• **What to work on**
Each entry below should be returned exactly as is, with the pictures removed.

• **Records provided**
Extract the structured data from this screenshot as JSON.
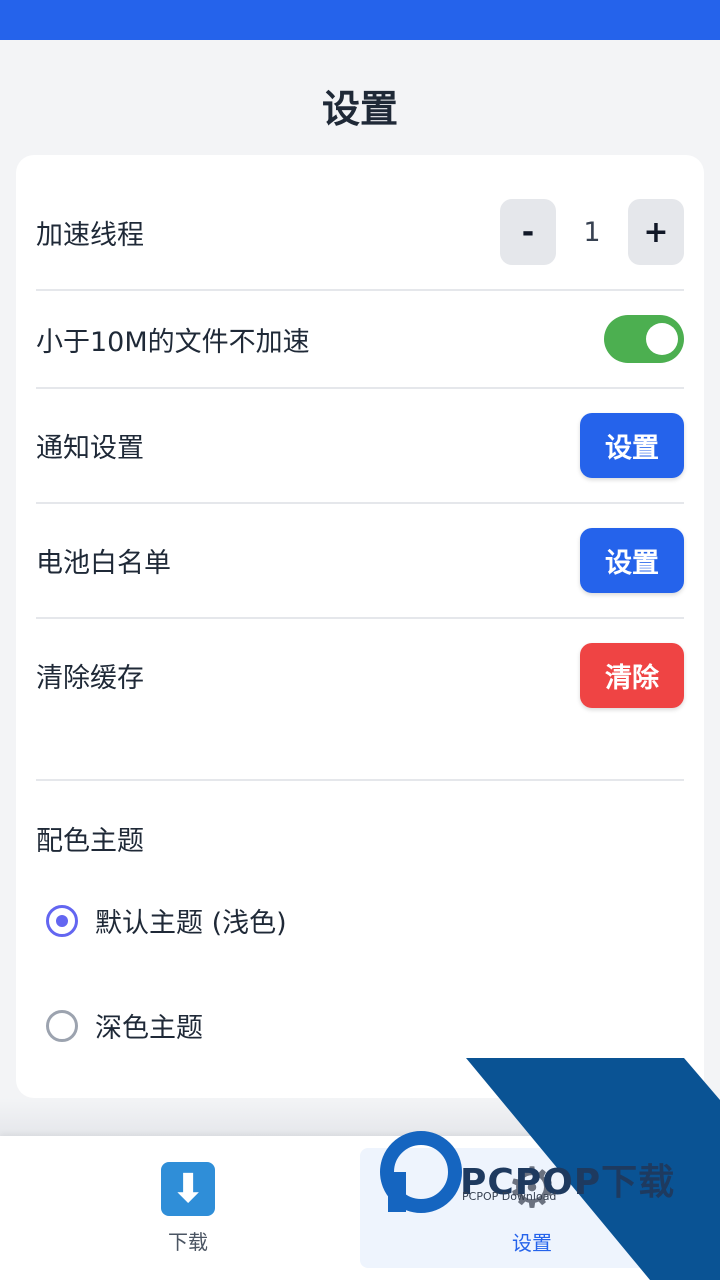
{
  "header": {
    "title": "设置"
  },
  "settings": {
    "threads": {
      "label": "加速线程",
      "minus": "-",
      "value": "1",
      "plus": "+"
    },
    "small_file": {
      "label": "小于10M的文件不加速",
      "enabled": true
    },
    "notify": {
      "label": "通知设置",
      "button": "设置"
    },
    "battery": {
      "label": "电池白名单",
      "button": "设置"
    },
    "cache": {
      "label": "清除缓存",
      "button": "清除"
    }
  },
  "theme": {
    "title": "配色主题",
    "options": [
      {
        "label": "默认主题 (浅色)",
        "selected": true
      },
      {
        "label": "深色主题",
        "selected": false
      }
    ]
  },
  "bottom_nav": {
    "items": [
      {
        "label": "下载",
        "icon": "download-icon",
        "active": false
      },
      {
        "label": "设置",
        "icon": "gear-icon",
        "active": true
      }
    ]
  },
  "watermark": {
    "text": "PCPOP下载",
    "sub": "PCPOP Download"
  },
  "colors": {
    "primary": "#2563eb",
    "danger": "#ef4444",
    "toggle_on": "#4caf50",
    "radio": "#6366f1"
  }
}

• **Answer to the problem**
Extract the structured data from this screenshot as JSON.
{
  "header": {
    "title": "设置"
  },
  "settings": {
    "threads": {
      "label": "加速线程",
      "minus": "-",
      "value": "1",
      "plus": "+"
    },
    "small_file": {
      "label": "小于10M的文件不加速",
      "enabled": true
    },
    "notify": {
      "label": "通知设置",
      "button": "设置"
    },
    "battery": {
      "label": "电池白名单",
      "button": "设置"
    },
    "cache": {
      "label": "清除缓存",
      "button": "清除"
    }
  },
  "theme": {
    "title": "配色主题",
    "options": [
      {
        "label": "默认主题 (浅色)",
        "selected": true
      },
      {
        "label": "深色主题",
        "selected": false
      }
    ]
  },
  "bottom_nav": {
    "items": [
      {
        "label": "下载",
        "icon": "download-icon",
        "active": false
      },
      {
        "label": "设置",
        "icon": "gear-icon",
        "active": true
      }
    ]
  },
  "watermark": {
    "text": "PCPOP下载",
    "sub": "PCPOP Download"
  },
  "colors": {
    "primary": "#2563eb",
    "danger": "#ef4444",
    "toggle_on": "#4caf50",
    "radio": "#6366f1"
  }
}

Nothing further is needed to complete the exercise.